Take the 2-minute tour ×
Stack Overflow is a question and answer site for professional and enthusiast programmers. It's 100% free, no registration required.

I'm following the tutorial on http://docs.djangoproject.com/en/dev/intro/tutorial02/#intro-tutorial02 in a Windows 7 environment. My settings file is:

TEMPLATE_DIRS = (
    'C:/django-project/myapp/mytemplates/admin'
)

I got the base_template from the template admin/base_site.html from within the default Django admin template directory in the source code of Django itself (django/contrib/admin/templates) into an admin subdirectory of myapp directory as the tutorial instructed.

It doesn't seem to take affect for some reason. Any clue of what might be the problem? Do I have to do a sync db?

share|improve this question
add comment

1 Answer

up vote 95 down vote accepted

I know this isn't in the django tutorial, and shame on them, but it's better to set up relative paths for your path variables. You can set it up like so:

import os

PROJECT_PATH = os.path.realpath(os.path.dirname(__file__))

...

MEDIA_ROOT = PROJECT_PATH + '/media/'

TEMPLATE_DIRS = (
    PROJECT_PATH + '/templates/'
)

This way you can move your django project and your path roots will update automatically. This is useful when you're setting up your production server.

Second, there's something suspect to your TEMPLATE_DIRS path. It should point to the root of your template directory. Also, it should also end in a trailing /.

I'm just going to guess here that the .../admin/ directory is not your template root. If you still want to write absolute paths you should take out the reference to the admin template directory.

TEMPLATE_DIRS = (
    'C:/django-project/myapp/mytemplates/'
)

With that being said, the template loaders by default should be set up to recursively traverse into your app directories to locate template files.

TEMPLATE_LOADERS = (
    'django.template.loaders.filesystem.load_template_source',
    'django.template.loaders.app_directories.load_template_source',
#     'django.template.loaders.eggs.load_template_source',
)

You shouldn't need to copy over the admin templates unless if you specifically want to overwrite something.

You will have to run a syncdb if you haven't run it yet.
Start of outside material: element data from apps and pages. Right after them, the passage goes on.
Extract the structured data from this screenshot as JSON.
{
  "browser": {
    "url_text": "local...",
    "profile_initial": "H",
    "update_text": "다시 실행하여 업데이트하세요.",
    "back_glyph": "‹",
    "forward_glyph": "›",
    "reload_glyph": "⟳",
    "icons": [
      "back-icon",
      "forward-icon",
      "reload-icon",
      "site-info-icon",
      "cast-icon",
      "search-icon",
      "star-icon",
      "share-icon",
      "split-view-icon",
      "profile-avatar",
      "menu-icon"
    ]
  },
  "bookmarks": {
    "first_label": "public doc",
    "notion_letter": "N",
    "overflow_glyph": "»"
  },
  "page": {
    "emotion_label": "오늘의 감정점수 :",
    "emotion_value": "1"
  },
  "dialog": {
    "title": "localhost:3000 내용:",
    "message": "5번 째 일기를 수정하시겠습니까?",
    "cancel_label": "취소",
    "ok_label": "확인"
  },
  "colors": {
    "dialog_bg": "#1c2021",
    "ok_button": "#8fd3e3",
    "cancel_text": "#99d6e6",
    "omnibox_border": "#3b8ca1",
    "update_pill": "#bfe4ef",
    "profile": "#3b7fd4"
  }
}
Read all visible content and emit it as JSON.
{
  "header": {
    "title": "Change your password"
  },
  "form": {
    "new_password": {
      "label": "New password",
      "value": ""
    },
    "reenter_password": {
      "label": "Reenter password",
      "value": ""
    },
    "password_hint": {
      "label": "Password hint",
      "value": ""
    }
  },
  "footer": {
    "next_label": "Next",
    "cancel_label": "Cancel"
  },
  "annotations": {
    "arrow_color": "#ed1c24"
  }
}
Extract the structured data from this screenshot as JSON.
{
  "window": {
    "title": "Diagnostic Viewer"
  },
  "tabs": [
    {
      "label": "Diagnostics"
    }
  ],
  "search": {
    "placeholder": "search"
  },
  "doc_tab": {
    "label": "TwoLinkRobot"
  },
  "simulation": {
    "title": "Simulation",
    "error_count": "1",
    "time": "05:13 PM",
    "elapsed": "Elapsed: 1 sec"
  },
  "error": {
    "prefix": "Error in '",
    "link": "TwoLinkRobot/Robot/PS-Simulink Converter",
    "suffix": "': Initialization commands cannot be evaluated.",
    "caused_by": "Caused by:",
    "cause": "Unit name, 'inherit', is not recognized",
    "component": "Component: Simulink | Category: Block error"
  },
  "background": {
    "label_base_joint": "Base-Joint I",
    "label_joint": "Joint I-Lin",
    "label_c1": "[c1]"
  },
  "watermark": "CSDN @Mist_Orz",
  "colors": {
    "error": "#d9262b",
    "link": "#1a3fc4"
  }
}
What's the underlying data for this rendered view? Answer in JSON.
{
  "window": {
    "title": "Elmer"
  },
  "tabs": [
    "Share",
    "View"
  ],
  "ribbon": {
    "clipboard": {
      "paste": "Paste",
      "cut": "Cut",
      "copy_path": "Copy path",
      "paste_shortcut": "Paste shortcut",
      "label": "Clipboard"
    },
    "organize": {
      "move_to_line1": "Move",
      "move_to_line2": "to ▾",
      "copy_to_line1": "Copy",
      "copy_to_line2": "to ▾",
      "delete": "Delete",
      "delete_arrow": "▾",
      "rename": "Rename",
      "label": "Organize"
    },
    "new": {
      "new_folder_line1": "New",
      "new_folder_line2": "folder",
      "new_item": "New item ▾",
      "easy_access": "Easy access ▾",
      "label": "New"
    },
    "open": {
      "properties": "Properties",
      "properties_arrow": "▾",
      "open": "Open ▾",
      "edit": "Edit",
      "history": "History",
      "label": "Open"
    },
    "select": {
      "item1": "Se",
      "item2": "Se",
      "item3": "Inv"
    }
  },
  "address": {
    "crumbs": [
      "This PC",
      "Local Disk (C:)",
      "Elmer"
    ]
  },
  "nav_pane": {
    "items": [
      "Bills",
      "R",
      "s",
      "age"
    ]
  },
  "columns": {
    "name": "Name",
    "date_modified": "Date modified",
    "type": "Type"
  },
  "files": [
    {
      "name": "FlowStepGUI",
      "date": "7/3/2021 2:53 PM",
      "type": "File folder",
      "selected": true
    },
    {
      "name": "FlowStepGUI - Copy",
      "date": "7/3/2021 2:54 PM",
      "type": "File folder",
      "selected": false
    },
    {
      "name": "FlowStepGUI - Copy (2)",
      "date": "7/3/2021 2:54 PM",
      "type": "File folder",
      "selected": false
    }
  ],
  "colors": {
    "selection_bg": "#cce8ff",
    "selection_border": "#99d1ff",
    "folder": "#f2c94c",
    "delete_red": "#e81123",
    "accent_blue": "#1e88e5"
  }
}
You'll also need to statically server your media files if you're hosting django through runserver.

share|improve this answer
    
thanks alot removing "/admin" at the end of the TEMPLATE_DIRS relative path did it. –  user74283 Jun 14 '10 at 17:30
1  
This suggestion puts the templates directory inside the project folder. For better organization, does it make more sense to put it inside an app's folder instead? –  Sahas Katta Jun 2 '12 at 0:06
2  
This fixed my problem. Thanks. BUT, the default settings file had a comment with TEMPLATE_DIRS saying, "Don't forget to use absolute paths, not relative paths." Does anyone know the justification for that comment? –  bhekman Mar 19 '13 at 4:58
1  
PROJECT_PATH is the absolute path of the project folder. This method sets the absolute media path dynamically at runtime so the value isn't hard coded and can change automatically with the location of the project. This is an old post but you can use this to define the location of any folder or file in the project. –  digitaldreamer Mar 19 '13 at 20:23
1  
In a typical project, the templates folder is a peer to the project folder (along with all the applications). When this is the case, change to TEMPLATE_DIRS = os.path.realpath(PROJECT_DIR + '../templages') –  Uri Apr 10 '13 at 4:43
show 2 more comments

Your Answer

 
discard

By posting your answer, you agree to the privacy policy and terms of service.

Not the answer you're looking for? Browse other questions tagged or ask your own question.